  • Seminary

    From Oppression to Revelation (Part 1 of 3)

    Exodus tells the story of a liberating God for an oppressed world. A Latin American perspective of oppression recognizes the unconsciousness an individual may have to oppression, because of their cultural context. During times of cryptic forms of oppression outside influence through individuals or events must occur to bring revelation. Moses, being Hebrew, but growing up Egyptian was an outsider to the Hebrew nation and in unique position to bring Gods revelation to the people of Israel. This revelation informed the Israelites of the magnitude of their suffering and Gods promise to deliver them from oppression.

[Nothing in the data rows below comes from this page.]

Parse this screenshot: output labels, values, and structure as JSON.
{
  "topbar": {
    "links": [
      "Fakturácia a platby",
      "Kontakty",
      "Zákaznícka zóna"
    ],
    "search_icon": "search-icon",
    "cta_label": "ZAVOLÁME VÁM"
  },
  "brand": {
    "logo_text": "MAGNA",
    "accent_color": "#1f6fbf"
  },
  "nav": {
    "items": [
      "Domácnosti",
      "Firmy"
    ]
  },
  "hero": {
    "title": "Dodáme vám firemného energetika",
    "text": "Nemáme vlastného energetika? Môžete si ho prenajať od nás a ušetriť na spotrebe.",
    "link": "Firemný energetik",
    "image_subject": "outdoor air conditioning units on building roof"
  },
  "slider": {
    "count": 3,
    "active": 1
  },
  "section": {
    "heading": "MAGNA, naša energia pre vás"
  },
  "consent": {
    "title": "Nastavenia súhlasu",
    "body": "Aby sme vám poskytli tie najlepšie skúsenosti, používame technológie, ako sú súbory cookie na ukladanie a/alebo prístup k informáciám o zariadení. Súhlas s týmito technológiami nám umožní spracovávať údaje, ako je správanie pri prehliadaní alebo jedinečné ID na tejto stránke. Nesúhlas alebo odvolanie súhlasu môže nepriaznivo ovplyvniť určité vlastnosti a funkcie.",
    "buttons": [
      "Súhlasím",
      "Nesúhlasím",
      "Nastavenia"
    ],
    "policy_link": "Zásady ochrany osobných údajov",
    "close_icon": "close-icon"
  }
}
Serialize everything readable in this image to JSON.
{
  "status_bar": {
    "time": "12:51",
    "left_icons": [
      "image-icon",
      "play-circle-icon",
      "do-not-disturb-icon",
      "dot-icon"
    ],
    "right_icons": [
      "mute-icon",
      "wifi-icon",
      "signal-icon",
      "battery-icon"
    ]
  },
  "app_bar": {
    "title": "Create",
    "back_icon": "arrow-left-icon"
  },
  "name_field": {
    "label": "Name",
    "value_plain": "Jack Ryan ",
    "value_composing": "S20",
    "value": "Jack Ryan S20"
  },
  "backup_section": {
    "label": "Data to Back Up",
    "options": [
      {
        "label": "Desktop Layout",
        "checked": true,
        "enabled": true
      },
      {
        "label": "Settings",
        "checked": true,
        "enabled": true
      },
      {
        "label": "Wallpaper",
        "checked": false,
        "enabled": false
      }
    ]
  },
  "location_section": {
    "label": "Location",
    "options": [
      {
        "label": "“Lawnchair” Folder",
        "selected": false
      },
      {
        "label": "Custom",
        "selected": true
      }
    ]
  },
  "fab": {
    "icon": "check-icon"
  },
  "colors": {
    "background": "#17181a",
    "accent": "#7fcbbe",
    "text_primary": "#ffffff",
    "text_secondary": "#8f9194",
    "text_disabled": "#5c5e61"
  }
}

The argument of God being the liberator for oppressed and impoverished people is presented…

  • Seminary

    Partnerships

    Cross-Cultural Partnerships  A Review, By Jesse Brown Mary Lederleitner started her professional career as a CPA being employed with the IRS. Following this work, Mary graduated with a master’s degree in intercultural studies (Lederleitner, 2010). Mary is currently working on her Ph.D. in educational studies, while focusing on best practices related to cross-cultural ministry partnerships (InterVarsity, 2016). She has traveled extensively overseas being called to assist numerous intercultural organizations for consultation with financial practices. Presently, Mary is employed by Wycliffe International, an organization that focuses on translating the bible in communities throughout the world (Wycliff, 2016). Mary’s broad intercultural finance and ministry backgrounds are thoroughly beneficial in recommending strategies for…

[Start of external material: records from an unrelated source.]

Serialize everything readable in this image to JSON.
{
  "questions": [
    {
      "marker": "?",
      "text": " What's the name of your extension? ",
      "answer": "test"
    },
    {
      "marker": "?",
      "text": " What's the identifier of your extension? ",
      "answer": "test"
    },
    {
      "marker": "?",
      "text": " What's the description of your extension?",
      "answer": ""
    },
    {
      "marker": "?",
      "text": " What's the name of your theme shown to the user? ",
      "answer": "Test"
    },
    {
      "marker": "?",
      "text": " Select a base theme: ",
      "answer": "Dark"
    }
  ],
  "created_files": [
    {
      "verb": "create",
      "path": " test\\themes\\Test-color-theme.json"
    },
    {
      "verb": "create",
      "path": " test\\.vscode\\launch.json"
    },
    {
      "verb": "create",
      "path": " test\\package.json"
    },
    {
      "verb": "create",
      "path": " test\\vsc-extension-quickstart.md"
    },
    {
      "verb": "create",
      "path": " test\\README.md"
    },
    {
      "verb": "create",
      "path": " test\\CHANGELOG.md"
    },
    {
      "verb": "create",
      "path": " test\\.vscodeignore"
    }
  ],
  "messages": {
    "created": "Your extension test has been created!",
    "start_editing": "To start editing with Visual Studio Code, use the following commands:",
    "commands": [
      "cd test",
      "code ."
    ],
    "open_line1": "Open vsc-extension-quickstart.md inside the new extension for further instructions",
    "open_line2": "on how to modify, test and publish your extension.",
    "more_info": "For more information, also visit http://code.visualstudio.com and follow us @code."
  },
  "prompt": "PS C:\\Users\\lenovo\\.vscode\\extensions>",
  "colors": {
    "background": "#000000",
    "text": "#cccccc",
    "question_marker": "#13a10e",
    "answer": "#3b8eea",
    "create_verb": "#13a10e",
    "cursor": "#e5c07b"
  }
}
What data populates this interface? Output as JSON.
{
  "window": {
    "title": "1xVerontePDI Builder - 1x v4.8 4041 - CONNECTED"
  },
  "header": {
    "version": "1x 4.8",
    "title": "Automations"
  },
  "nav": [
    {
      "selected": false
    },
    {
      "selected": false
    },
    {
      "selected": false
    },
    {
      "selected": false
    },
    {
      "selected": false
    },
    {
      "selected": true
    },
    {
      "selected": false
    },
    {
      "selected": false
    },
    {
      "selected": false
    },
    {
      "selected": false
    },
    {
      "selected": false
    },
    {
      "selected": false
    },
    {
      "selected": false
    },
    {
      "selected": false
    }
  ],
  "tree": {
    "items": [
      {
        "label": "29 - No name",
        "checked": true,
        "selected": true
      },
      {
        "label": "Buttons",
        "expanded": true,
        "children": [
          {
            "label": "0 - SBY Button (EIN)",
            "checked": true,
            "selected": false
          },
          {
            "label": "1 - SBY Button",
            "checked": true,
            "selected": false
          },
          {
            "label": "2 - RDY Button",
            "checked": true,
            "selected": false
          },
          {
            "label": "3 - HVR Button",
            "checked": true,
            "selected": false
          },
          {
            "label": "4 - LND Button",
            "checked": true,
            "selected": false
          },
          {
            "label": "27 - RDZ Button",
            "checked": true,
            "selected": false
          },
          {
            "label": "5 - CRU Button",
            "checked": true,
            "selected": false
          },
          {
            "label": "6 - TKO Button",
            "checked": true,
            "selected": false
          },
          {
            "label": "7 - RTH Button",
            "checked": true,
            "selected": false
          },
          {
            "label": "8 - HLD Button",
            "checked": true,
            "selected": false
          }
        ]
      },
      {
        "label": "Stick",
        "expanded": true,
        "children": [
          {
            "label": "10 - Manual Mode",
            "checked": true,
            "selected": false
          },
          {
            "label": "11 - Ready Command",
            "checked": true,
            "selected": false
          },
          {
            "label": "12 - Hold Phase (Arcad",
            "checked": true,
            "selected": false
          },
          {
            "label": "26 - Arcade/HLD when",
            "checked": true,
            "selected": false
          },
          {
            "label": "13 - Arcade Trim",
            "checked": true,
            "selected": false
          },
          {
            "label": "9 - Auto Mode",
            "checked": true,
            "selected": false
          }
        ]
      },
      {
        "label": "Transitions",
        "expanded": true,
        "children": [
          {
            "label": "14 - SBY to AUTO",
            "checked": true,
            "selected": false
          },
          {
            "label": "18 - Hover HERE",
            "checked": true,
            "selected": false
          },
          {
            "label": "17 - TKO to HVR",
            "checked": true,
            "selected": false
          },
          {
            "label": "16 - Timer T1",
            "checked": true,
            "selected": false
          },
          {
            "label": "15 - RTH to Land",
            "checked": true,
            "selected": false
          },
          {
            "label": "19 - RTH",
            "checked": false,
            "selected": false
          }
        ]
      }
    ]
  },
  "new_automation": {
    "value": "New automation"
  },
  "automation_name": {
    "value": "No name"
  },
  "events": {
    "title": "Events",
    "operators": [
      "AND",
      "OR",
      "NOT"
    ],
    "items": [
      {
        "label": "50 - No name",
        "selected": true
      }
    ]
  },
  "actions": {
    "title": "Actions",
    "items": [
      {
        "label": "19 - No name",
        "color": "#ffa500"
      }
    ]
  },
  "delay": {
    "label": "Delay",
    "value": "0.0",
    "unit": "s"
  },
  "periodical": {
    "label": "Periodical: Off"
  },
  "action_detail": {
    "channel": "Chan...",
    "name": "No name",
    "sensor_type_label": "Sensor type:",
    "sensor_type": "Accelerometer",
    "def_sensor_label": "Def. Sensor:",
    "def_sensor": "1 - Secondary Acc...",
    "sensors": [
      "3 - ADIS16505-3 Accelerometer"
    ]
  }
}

  • Seminary

    Call Me Maybe?

    Most engaging for me was the presentation of Genesis 17, which speaks to the discussion between God and Abraham about Gods renewed and increased covenant. This covenant included a blessing for Ishmael and Hager, and one of election and blessing for a son to be named Isaac born from Sarah. The back and forth discussion reminds me of the number of times God has called me throughout my life and I’ve ignored Him. The minimalist approach Abraham often has with his calling is reflected in how I continue to respond in situations of trial and pressure in the mission field. Taking the easy way out or one that makes since…

  • Seminary

    Who’s Culture is it Anyway?

    Reading about culture and how our own culture effects mission was enlightening.  Discovering the different cultural layers of values, beliefs and worldview and how these work together affecting our behaviors as enlightening (Winter, 2009).  Some of the most empowering information was that we hide or are unaware of our own culture and often what it reveals when we are in another culture. Additionally, it was insightful to hear that what we learn most while living in another culture will be what we learn about our own (Hall, 1959; Lederleitner, 2010). While living in another culture currently, I found Lederleitner’s (2010) chapter on Paternalism extremely helpful in mission.   Many of the pitfalls expressed throughout…